The ‘Preferred’ Path to Higher Returns
Investors need to consider bond substitutes that can provide stability, safety and relatively attractive returns.
One such substitute is investment-quality preferred stocks. Preferred stock is a kind of hybrid security that sits between bonds and common stock in a company’s capitalization.
Preferreds are senior to common stock in terms of payment of dividends and claims on assets, but junior to bonds. Usually, preferreds have a fixed dividend (although some float with some fixed premium to short-term rates).
Preferreds are rated by the major credit-rating firms. Those offered by large companies carry investment-grade ratings but are rated lower than bonds because of their junior status. They do, however, have a substantial advantage over bonds for individual investors.

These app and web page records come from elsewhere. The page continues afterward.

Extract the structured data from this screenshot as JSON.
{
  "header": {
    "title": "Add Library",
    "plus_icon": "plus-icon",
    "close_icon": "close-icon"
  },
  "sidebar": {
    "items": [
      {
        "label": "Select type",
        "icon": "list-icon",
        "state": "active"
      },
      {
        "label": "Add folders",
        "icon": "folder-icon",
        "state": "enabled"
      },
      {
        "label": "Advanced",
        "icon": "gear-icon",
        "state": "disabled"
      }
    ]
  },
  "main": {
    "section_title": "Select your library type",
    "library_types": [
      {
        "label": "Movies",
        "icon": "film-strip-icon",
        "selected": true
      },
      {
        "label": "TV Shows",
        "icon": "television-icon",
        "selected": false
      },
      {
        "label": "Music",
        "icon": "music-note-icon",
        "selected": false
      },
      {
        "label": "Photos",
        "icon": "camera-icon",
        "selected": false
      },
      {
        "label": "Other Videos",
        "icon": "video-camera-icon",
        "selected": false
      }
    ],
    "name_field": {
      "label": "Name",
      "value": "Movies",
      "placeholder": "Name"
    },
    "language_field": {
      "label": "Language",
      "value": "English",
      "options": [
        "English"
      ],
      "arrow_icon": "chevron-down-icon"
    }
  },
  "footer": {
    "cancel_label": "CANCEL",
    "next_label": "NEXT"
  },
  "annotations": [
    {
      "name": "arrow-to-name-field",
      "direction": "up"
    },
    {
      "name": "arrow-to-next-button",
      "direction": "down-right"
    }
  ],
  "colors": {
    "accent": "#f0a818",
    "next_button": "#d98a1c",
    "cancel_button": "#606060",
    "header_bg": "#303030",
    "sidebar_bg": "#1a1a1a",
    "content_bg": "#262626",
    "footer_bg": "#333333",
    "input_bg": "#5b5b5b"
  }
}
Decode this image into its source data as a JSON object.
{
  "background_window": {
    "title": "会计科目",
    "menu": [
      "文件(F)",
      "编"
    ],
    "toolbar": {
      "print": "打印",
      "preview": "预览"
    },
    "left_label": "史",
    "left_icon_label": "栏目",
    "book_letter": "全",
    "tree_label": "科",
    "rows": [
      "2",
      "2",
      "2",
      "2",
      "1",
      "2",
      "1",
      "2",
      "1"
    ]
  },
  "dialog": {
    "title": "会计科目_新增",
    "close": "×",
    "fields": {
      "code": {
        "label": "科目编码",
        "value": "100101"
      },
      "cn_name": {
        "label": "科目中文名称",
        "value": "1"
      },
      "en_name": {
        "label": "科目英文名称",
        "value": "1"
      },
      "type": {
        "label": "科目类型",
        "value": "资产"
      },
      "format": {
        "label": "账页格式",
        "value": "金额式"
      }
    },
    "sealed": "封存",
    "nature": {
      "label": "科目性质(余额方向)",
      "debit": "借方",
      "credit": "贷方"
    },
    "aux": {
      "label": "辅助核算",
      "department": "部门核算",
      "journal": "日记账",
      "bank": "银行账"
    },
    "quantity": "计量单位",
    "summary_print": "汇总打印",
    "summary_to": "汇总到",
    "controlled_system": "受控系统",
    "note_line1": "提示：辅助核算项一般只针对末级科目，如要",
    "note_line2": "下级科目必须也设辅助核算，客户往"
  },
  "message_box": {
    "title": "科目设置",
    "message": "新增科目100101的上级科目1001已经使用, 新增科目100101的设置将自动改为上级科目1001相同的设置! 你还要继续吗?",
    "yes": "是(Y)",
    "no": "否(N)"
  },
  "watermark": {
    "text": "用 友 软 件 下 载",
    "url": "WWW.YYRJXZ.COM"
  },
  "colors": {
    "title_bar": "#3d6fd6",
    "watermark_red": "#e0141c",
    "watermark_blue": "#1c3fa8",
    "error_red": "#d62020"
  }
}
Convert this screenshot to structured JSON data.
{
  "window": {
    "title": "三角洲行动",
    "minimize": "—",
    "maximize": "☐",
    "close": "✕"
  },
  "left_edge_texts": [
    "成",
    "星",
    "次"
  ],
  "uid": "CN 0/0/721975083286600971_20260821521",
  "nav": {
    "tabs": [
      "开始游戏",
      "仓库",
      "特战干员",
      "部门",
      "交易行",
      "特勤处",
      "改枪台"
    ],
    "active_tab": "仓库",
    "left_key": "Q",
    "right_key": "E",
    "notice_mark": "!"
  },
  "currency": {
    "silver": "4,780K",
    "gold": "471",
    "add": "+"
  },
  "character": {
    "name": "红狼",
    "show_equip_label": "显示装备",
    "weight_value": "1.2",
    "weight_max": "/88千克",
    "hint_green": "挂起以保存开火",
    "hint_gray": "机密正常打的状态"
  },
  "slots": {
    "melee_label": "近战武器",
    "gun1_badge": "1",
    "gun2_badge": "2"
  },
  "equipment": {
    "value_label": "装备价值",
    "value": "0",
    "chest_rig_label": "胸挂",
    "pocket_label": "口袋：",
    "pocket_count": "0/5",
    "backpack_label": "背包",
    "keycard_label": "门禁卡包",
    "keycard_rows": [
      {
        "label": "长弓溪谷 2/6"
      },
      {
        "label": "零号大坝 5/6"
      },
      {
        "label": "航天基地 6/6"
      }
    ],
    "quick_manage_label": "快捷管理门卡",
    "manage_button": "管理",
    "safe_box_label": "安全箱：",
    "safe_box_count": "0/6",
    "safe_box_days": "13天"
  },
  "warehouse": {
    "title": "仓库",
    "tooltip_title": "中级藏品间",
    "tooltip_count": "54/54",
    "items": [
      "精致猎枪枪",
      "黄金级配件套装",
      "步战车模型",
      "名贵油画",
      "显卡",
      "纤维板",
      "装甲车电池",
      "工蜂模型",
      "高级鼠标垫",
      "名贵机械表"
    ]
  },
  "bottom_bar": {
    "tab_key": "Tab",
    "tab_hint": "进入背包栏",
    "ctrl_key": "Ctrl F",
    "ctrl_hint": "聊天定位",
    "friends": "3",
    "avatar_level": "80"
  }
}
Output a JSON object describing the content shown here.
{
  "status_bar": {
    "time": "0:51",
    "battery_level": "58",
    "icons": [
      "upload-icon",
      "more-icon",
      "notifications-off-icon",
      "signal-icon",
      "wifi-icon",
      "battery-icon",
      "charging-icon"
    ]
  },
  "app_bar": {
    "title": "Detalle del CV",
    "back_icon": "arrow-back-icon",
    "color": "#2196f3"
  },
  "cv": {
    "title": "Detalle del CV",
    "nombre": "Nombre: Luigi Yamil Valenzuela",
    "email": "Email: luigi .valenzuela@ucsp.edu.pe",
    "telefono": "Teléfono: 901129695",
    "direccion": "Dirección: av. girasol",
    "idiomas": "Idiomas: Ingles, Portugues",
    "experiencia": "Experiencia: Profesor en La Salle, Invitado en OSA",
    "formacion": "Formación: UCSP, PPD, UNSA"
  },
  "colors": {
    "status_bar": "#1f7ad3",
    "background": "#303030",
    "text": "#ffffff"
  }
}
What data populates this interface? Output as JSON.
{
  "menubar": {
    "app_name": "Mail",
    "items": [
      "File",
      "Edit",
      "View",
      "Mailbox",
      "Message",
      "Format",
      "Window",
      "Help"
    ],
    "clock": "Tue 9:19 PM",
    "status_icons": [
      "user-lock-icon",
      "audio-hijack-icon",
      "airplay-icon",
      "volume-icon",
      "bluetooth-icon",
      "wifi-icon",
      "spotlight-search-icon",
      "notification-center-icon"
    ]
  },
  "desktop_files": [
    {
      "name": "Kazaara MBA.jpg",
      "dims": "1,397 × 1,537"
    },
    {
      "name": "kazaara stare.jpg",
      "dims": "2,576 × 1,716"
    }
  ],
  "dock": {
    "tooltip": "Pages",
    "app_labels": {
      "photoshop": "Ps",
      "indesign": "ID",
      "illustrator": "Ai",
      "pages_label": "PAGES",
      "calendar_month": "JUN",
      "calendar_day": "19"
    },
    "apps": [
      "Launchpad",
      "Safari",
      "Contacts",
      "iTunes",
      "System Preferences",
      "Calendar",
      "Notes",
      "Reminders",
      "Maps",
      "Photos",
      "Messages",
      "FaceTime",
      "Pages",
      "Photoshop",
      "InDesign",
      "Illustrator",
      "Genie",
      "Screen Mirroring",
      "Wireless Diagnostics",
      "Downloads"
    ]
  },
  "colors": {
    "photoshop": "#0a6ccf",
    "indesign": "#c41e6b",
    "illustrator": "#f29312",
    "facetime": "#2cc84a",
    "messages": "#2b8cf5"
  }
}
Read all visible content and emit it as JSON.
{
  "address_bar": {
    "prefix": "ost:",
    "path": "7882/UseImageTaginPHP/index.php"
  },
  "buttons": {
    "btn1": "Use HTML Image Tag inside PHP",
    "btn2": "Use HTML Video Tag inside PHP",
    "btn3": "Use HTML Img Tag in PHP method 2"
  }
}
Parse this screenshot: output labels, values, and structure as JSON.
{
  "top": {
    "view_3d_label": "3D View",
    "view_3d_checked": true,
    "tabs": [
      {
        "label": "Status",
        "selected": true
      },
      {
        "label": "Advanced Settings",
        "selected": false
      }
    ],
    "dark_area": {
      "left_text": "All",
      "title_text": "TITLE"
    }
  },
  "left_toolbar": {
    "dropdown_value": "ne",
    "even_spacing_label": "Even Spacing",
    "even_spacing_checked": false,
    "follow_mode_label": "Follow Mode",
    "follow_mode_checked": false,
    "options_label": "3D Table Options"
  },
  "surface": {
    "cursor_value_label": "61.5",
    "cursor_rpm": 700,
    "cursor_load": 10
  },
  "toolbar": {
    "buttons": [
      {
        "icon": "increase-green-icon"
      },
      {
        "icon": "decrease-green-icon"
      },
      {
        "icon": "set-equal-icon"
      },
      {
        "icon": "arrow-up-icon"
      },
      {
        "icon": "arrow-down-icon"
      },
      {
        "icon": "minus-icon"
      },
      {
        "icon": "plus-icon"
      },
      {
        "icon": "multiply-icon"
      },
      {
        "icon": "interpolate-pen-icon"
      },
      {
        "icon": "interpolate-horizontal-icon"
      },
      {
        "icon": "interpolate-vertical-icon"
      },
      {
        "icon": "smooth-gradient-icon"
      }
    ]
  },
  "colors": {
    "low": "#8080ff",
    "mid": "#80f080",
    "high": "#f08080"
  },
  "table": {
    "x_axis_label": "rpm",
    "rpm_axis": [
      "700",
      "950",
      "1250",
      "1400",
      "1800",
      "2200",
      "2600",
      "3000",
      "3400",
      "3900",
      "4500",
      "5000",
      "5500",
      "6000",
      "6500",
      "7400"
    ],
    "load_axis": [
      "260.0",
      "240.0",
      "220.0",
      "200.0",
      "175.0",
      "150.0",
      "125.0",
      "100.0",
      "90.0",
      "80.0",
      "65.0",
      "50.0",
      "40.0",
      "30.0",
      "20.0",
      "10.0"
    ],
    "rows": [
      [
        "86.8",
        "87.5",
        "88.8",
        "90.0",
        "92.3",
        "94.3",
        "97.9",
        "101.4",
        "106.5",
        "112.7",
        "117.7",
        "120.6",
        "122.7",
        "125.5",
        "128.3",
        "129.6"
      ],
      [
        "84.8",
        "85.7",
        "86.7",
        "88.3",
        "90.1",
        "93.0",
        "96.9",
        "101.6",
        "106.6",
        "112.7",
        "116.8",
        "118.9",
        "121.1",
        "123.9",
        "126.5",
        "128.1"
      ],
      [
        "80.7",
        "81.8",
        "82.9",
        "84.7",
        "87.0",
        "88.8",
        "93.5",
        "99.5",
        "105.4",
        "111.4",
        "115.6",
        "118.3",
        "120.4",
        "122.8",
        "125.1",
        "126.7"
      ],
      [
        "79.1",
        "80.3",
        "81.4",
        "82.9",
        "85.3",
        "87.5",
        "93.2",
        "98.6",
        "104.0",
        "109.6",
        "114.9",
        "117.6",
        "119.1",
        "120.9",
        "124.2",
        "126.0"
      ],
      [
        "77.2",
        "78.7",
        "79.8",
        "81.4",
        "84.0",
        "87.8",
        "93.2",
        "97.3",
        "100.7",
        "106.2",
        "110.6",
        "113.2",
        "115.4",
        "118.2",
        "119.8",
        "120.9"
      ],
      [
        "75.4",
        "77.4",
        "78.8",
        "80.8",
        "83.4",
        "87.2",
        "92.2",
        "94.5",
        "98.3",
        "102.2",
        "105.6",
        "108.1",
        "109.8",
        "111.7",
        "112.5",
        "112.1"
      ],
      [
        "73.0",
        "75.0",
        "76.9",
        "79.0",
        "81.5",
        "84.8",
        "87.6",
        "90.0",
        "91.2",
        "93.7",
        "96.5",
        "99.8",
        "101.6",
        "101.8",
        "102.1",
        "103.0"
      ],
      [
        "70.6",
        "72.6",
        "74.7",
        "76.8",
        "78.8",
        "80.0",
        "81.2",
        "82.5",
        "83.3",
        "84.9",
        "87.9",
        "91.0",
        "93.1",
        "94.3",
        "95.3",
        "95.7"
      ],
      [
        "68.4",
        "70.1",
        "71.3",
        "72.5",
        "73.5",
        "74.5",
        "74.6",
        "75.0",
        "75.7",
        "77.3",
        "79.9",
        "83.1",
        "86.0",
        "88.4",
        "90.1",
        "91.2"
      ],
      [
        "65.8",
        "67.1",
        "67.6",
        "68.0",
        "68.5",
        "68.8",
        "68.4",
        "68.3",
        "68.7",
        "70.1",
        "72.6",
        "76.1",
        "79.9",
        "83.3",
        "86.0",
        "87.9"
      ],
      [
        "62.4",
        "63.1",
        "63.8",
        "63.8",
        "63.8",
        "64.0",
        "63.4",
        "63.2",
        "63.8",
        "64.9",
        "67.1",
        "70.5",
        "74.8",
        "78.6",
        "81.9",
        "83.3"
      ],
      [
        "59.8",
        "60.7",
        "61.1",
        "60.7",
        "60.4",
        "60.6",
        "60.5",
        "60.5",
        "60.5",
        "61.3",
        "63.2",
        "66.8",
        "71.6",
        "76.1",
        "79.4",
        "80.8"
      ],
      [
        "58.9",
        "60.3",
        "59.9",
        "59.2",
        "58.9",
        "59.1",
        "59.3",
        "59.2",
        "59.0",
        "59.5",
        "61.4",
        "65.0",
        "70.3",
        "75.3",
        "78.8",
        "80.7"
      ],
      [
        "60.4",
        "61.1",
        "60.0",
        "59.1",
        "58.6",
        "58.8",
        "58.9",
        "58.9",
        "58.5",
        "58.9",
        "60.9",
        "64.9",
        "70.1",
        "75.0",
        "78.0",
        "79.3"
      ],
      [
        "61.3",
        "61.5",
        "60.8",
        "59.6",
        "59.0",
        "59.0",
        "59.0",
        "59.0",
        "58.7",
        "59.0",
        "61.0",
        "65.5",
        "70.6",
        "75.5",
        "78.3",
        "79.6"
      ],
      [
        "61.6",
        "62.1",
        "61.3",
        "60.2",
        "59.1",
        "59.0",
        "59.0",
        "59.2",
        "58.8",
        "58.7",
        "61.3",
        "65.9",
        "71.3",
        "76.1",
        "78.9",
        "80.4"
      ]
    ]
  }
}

Bond interest is taxable at regular personal income-tax rates. Preferred stock dividends are generally taxable at long-term capital-gains rates, which under current laws are set at a maximum of 23.8% versus a maximum rate almost twice as high for interest income.Comment: Image source Wiki